Record excerpts:
┌──

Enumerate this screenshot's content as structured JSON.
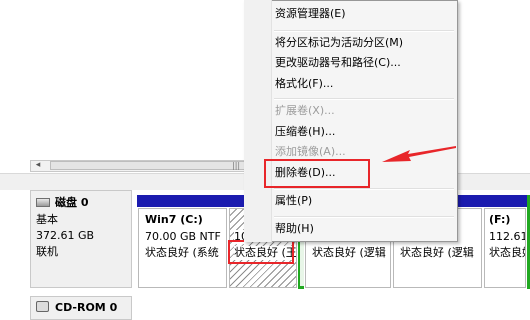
{
  "context_menu": {
    "items": [
      {
        "label": "资源管理器(E)",
        "disabled": false
      },
      {
        "label": "将分区标记为活动分区(M)",
        "disabled": false
      },
      {
        "label": "更改驱动器号和路径(C)...",
        "disabled": false
      },
      {
        "label": "格式化(F)...",
        "disabled": false
      },
      {
        "label": "扩展卷(X)...",
        "disabled": true
      },
      {
        "label": "压缩卷(H)...",
        "disabled": false
      },
      {
        "label": "添加镜像(A)...",
        "disabled": true
      },
      {
        "label": "删除卷(D)...",
        "disabled": false,
        "highlighted": true
      },
      {
        "label": "属性(P)",
        "disabled": false
      },
      {
        "label": "帮助(H)",
        "disabled": false
      }
    ]
  },
  "disk0": {
    "name": "磁盘 0",
    "type": "基本",
    "size": "372.61 GB",
    "status": "联机"
  },
  "partitions": [
    {
      "title": "Win7  (C:)",
      "size": "70.00 GB NTF",
      "status": "状态良好 (系统"
    },
    {
      "title": "",
      "size": "10",
      "status": "状态良好 (王"
    },
    {
      "title": "",
      "size": "",
      "status": "状态良好 (逻辑"
    },
    {
      "title": "",
      "size": "",
      "status": "状态良好 (逻辑"
    },
    {
      "title": "(F:)",
      "size": "112.61",
      "status": "状态良好"
    }
  ],
  "cdrom": {
    "name": "CD-ROM 0"
  },
  "colors": {
    "partition_bar": "#1b1baf",
    "extended_frame": "#21a821",
    "annotation_red": "#e8262a"
  }
}
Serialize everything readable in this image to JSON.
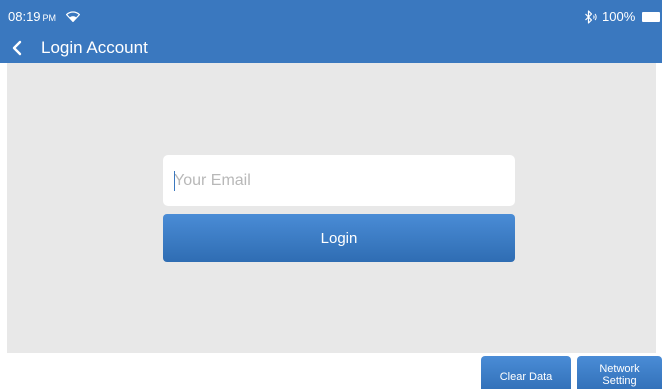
{
  "status_bar": {
    "time": "08:19",
    "ampm": "PM",
    "battery": "100%",
    "icons": [
      "wifi-icon",
      "bluetooth-icon",
      "battery-icon"
    ]
  },
  "title_bar": {
    "title": "Login Account",
    "back_icon": "chevron-left-icon"
  },
  "login_form": {
    "email_placeholder": "Your Email",
    "email_value": "",
    "login_label": "Login"
  },
  "bottom_actions": {
    "clear_data_label": "Clear Data",
    "network_setting_line1": "Network",
    "network_setting_line2": "Setting"
  },
  "colors": {
    "accent": "#3a78bf",
    "content_bg": "#e8e8e8"
  }
}
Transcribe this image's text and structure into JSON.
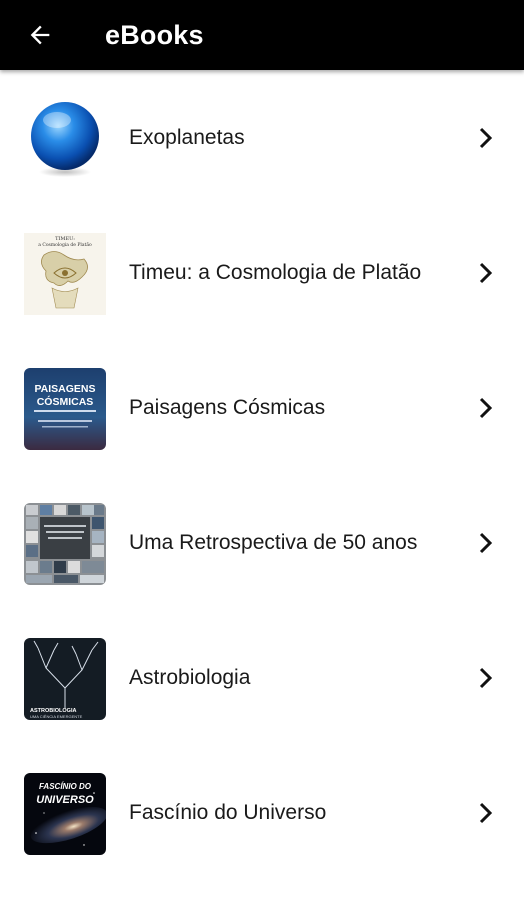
{
  "header": {
    "back_icon": "arrow-back-icon",
    "title": "eBooks"
  },
  "colors": {
    "appbar": "#000000",
    "title": "#ffffff",
    "text": "#1a1a1a"
  },
  "ebooks": [
    {
      "title": "Exoplanetas",
      "cover_icon": "blue-planet-cover"
    },
    {
      "title": "Timeu: a Cosmologia de Platão",
      "cover_icon": "timeu-cover",
      "cover_text": "TIMEU: a Cosmologia de Platão"
    },
    {
      "title": "Paisagens Cósmicas",
      "cover_icon": "paisagens-cover",
      "cover_text": "PAISAGENS CÓSMICAS"
    },
    {
      "title": "Uma Retrospectiva de 50 anos",
      "cover_icon": "retrospectiva-cover"
    },
    {
      "title": "Astrobiologia",
      "cover_icon": "astrobiologia-cover",
      "cover_text": "ASTROBIOLOGIA UMA CIÊNCIA EMERGENTE"
    },
    {
      "title": "Fascínio do Universo",
      "cover_icon": "fascinio-cover",
      "cover_text": "FASCÍNIO DO UNIVERSO"
    }
  ]
}
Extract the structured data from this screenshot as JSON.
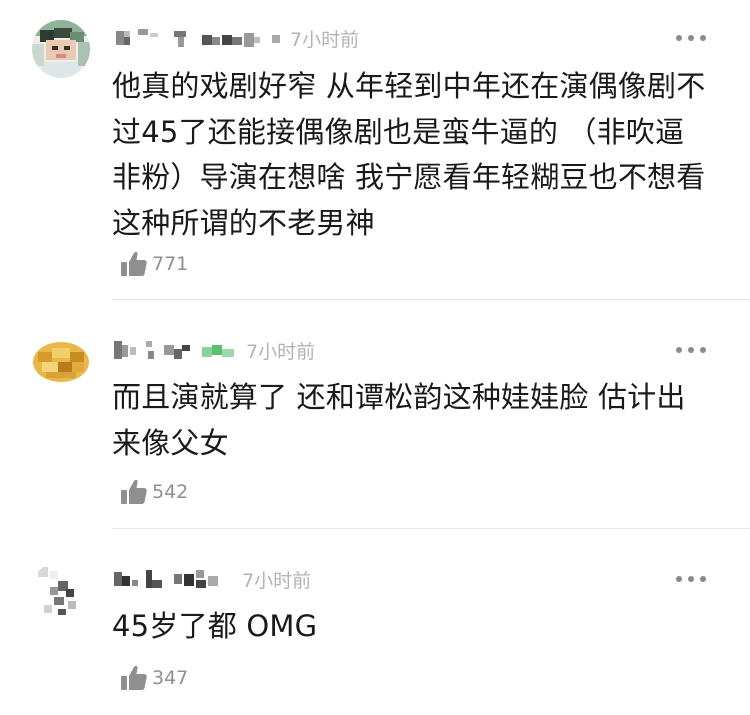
{
  "comments": [
    {
      "time": "7小时前",
      "text": "他真的戏剧好窄 从年轻到中年还在演偶像剧不过45了还能接偶像剧也是蛮牛逼的 （非吹逼非粉）导演在想啥 我宁愿看年轻糊豆也不想看这种所谓的不老男神",
      "like_icon": "thumbs-up-icon",
      "likes": "771",
      "more_icon": "more-dots-icon"
    },
    {
      "time": "7小时前",
      "text": "而且演就算了 还和谭松韵这种娃娃脸 估计出来像父女",
      "like_icon": "thumbs-up-icon",
      "likes": "542",
      "more_icon": "more-dots-icon"
    },
    {
      "time": "7小时前",
      "text": "45岁了都 OMG",
      "like_icon": "thumbs-up-icon",
      "likes": "347",
      "more_icon": "more-dots-icon"
    }
  ]
}
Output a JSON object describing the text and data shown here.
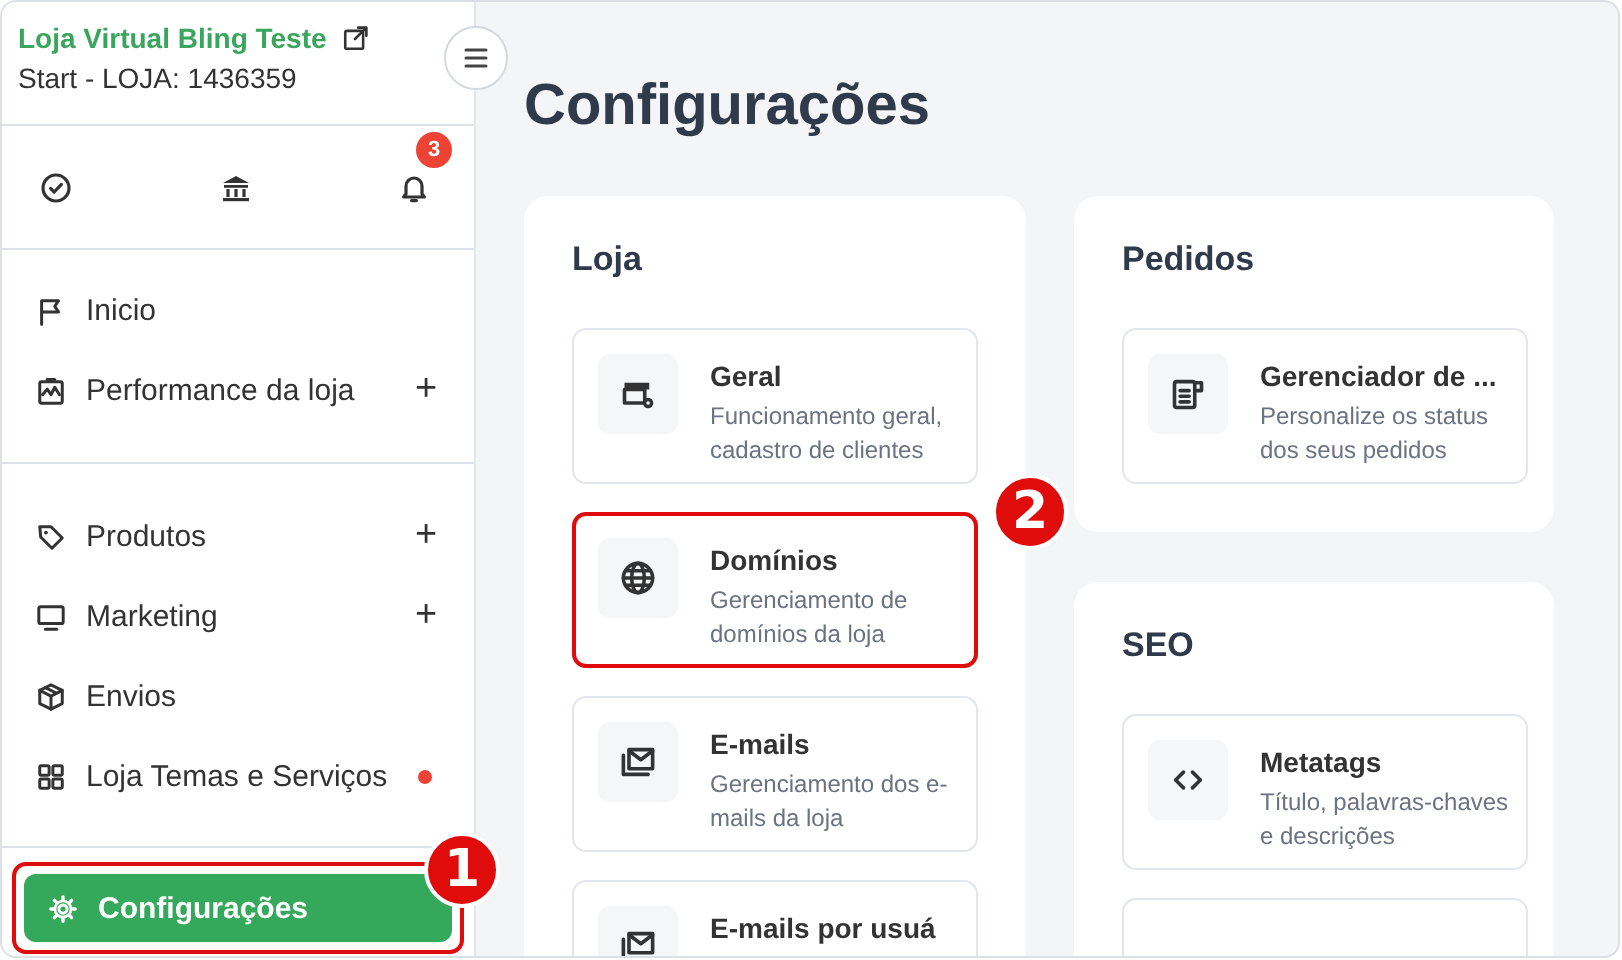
{
  "store": {
    "name": "Loja Virtual Bling Teste",
    "plan": "Start - LOJA: 1436359"
  },
  "notifications": {
    "badge": "3"
  },
  "nav_groups": [
    [
      {
        "label": "Inicio",
        "selected": false,
        "alert": false
      },
      {
        "label": "Performance da loja",
        "toggle": "+",
        "selected": false,
        "alert": false
      }
    ],
    [
      {
        "label": "Produtos",
        "toggle": "+",
        "selected": false,
        "alert": false
      },
      {
        "label": "Marketing",
        "toggle": "+",
        "selected": false,
        "alert": false
      },
      {
        "label": "Envios",
        "selected": false,
        "alert": false
      },
      {
        "label": "Loja Temas e Serviços",
        "selected": false,
        "alert": true
      }
    ],
    [
      {
        "label": "Configurações",
        "selected": true,
        "alert": false,
        "highlighted": true,
        "callout": "1"
      }
    ]
  ],
  "page_title": "Configurações",
  "columns": [
    [
      {
        "title": "Loja",
        "cards": [
          {
            "kind": "card",
            "title": "Geral",
            "description": "Funcionamento geral, cadastro de clientes",
            "highlighted": false
          },
          {
            "kind": "card",
            "title": "Domínios",
            "description": "Gerenciamento de domínios da loja",
            "highlighted": true,
            "callout": "2"
          },
          {
            "kind": "card",
            "title": "E-mails",
            "description": "Gerenciamento dos e-mails da loja",
            "highlighted": false
          },
          {
            "kind": "card",
            "title": "E-mails por usuá",
            "highlighted": false
          }
        ]
      }
    ],
    [
      {
        "title": "Pedidos",
        "cards": [
          {
            "kind": "card",
            "title": "Gerenciador de ...",
            "description": "Personalize os status dos seus pedidos",
            "highlighted": false
          }
        ]
      },
      {
        "title": "SEO",
        "cards": [
          {
            "kind": "card",
            "title": "Metatags",
            "description": "Título, palavras-chaves e descrições",
            "highlighted": false
          },
          {
            "kind": "empty",
            "highlighted": false
          }
        ]
      }
    ]
  ]
}
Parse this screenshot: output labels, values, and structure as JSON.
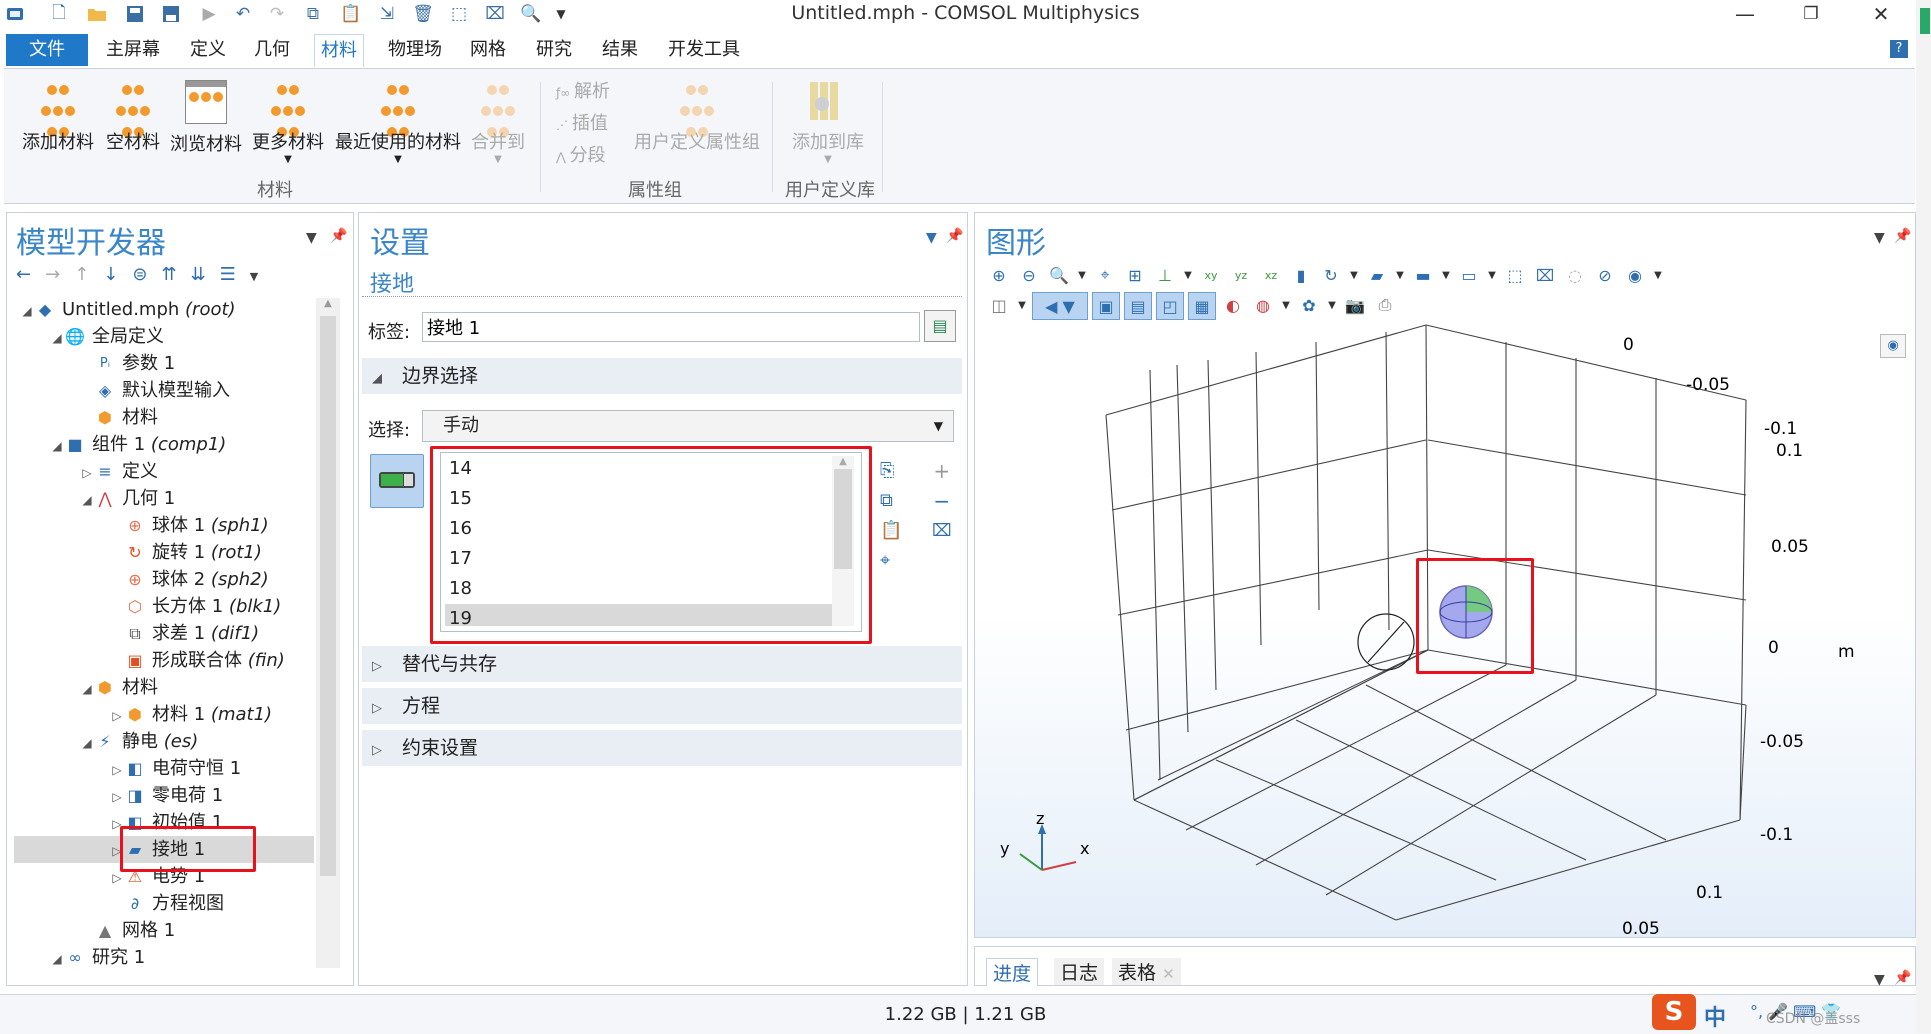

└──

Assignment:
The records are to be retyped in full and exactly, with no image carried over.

Response:
Enumerate this screenshot's content as structured JSON.
{
  "context_menu": {
    "items": [
      {
        "label": "资源管理器(E)",
        "disabled": false
      },
      {
        "label": "将分区标记为活动分区(M)",
        "disabled": false
      },
      {
        "label": "更改驱动器号和路径(C)...",
        "disabled": false
      },
      {
        "label": "格式化(F)...",
        "disabled": false
      },
      {
        "label": "扩展卷(X)...",
        "disabled": true
      },
      {
        "label": "压缩卷(H)...",
        "disabled": false
      },
      {
        "label": "添加镜像(A)...",
        "disabled": true
      },
      {
        "label": "删除卷(D)...",
        "disabled": false,
        "highlighted": true
      },
      {
        "label": "属性(P)",
        "disabled": false
      },
      {
        "label": "帮助(H)",
        "disabled": false
      }
    ]
  },
  "disk0": {
    "name": "磁盘 0",
    "type": "基本",
    "size": "372.61 GB",
    "status": "联机"
  },
  "partitions": [
    {
      "title": "Win7  (C:)",
      "size": "70.00 GB NTF",
      "status": "状态良好 (系统"
    },
    {
      "title": "",
      "size": "10",
      "status": "状态良好 (王"
    },
    {
      "title": "",
      "size": "",
      "status": "状态良好 (逻辑"
    },
    {
      "title": "",
      "size": "",
      "status": "状态良好 (逻辑"
    },
    {
      "title": "(F:)",
      "size": "112.61",
      "status": "状态良好"
    }
  ],
  "cdrom": {
    "name": "CD-ROM 0"
  },
  "colors": {
    "partition_bar": "#1b1baf",
    "extended_frame": "#21a821",
    "annotation_red": "#e8262a"
  }
}
Serialize everything readable in this image to JSON.
{
  "status_bar": {
    "time": "08:19",
    "ampm": "PM",
    "battery": "100%",
    "icons": [
      "wifi-icon",
      "bluetooth-icon",
      "battery-icon"
    ]
  },
  "title_bar": {
    "title": "Login Account",
    "back_icon": "chevron-left-icon"
  },
  "login_form": {
    "email_placeholder": "Your Email",
    "email_value": "",
    "login_label": "Login"
  },
  "bottom_actions": {
    "clear_data_label": "Clear Data",
    "network_setting_line1": "Network",
    "network_setting_line2": "Setting"
  },
  "colors": {
    "accent": "#3a78bf",
    "content_bg": "#e8e8e8"
  }
}
Transcribe this image's text and structure into JSON.
{
  "header": {
    "back_icon": "arrow-back-icon",
    "title": "eBooks"
  },
  "colors": {
    "appbar": "#000000",
    "title": "#ffffff",
    "text": "#1a1a1a"
  },
  "ebooks": [
    {
      "title": "Exoplanetas",
      "cover_icon": "blue-planet-cover"
    },
    {
      "title": "Timeu: a Cosmologia de Platão",
      "cover_icon": "timeu-cover",
      "cover_text": "TIMEU: a Cosmologia de Platão"
    },
    {
      "title": "Paisagens Cósmicas",
      "cover_icon": "paisagens-cover",
      "cover_text": "PAISAGENS CÓSMICAS"
    },
    {
      "title": "Uma Retrospectiva de 50 anos",
      "cover_icon": "retrospectiva-cover"
    },
    {
      "title": "Astrobiologia",
      "cover_icon": "astrobiologia-cover",
      "cover_text": "ASTROBIOLOGIA UMA CIÊNCIA EMERGENTE"
    },
    {
      "title": "Fascínio do Universo",
      "cover_icon": "fascinio-cover",
      "cover_text": "FASCÍNIO DO UNIVERSO"
    }
  ]
}
Extract the structured data from this screenshot as JSON.
{
  "comments": [
    {
      "time": "7小时前",
      "text": "他真的戏剧好窄 从年轻到中年还在演偶像剧不过45了还能接偶像剧也是蛮牛逼的 （非吹逼非粉）导演在想啥 我宁愿看年轻糊豆也不想看这种所谓的不老男神",
      "like_icon": "thumbs-up-icon",
      "likes": "771",
      "more_icon": "more-dots-icon"
    },
    {
      "time": "7小时前",
      "text": "而且演就算了 还和谭松韵这种娃娃脸 估计出来像父女",
      "like_icon": "thumbs-up-icon",
      "likes": "542",
      "more_icon": "more-dots-icon"
    },
    {
      "time": "7小时前",
      "text": "45岁了都 OMG",
      "like_icon": "thumbs-up-icon",
      "likes": "347",
      "more_icon": "more-dots-icon"
    }
  ]
}
Output a JSON object describing the text and data shown here.
{
  "store": {
    "name": "Loja Virtual Bling Teste",
    "plan": "Start - LOJA: 1436359"
  },
  "notifications": {
    "badge": "3"
  },
  "nav_groups": [
    [
      {
        "label": "Inicio",
        "selected": false,
        "alert": false
      },
      {
        "label": "Performance da loja",
        "toggle": "+",
        "selected": false,
        "alert": false
      }
    ],
    [
      {
        "label": "Produtos",
        "toggle": "+",
        "selected": false,
        "alert": false
      },
      {
        "label": "Marketing",
        "toggle": "+",
        "selected": false,
        "alert": false
      },
      {
        "label": "Envios",
        "selected": false,
        "alert": false
      },
      {
        "label": "Loja Temas e Serviços",
        "selected": false,
        "alert": true
      }
    ],
    [
      {
        "label": "Configurações",
        "selected": true,
        "alert": false,
        "highlighted": true,
        "callout": "1"
      }
    ]
  ],
  "page_title": "Configurações",
  "columns": [
    [
      {
        "title": "Loja",
        "cards": [
          {
            "kind": "card",
            "title": "Geral",
            "description": "Funcionamento geral, cadastro de clientes",
            "highlighted": false
          },
          {
            "kind": "card",
            "title": "Domínios",
            "description": "Gerenciamento de domínios da loja",
            "highlighted": true,
            "callout": "2"
          },
          {
            "kind": "card",
            "title": "E-mails",
            "description": "Gerenciamento dos e-mails da loja",
            "highlighted": false
          },
          {
            "kind": "card",
            "title": "E-mails por usuá",
            "highlighted": false
          }
        ]
      }
    ],
    [
      {
        "title": "Pedidos",
        "cards": [
          {
            "kind": "card",
            "title": "Gerenciador de ...",
            "description": "Personalize os status dos seus pedidos",
            "highlighted": false
          }
        ]
      },
      {
        "title": "SEO",
        "cards": [
          {
            "kind": "card",
            "title": "Metatags",
            "description": "Título, palavras-chaves e descrições",
            "highlighted": false
          },
          {
            "kind": "empty",
            "highlighted": false
          }
        ]
      }
    ]
  ]
}
Parse this screenshot: output labels, values, and structure as JSON.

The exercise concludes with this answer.